> [Action item]
Look through the material below and report every line that includes "name".

> [Extracted records]
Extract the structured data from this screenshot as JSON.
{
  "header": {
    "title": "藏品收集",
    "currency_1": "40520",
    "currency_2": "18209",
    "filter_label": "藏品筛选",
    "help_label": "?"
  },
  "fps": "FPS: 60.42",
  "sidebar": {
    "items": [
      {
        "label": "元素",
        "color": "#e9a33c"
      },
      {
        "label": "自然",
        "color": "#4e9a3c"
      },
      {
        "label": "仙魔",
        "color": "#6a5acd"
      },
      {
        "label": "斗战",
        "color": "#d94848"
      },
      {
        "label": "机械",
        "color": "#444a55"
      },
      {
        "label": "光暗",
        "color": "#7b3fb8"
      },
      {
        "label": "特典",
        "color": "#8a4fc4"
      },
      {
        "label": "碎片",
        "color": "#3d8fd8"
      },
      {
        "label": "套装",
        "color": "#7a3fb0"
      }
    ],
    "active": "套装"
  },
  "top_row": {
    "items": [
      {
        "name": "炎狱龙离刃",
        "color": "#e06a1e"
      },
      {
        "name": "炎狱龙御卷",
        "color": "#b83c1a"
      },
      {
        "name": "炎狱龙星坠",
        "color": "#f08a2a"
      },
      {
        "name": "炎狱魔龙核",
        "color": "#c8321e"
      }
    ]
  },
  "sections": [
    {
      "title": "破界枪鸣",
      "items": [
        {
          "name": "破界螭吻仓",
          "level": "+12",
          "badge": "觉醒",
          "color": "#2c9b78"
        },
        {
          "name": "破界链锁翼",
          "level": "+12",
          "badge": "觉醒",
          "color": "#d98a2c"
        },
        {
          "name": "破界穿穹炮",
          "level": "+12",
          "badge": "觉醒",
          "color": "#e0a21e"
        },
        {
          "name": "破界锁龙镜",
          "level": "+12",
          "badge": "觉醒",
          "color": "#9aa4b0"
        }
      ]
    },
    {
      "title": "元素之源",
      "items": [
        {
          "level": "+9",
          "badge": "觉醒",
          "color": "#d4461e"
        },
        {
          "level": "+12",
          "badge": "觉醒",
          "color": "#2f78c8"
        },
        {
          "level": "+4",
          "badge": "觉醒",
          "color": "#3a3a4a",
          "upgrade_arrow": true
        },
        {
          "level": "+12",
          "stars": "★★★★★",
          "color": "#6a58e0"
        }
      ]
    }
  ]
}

> [Response box]
        "name": "炎狱龙离刃",
        "name": "炎狱龙御卷",
        "name": "炎狱龙星坠",
        "name": "炎狱魔龙核",
          "name": "破界螭吻仓",
          "name": "破界链锁翼",
          "name": "破界穿穹炮",
          "name": "破界锁龙镜",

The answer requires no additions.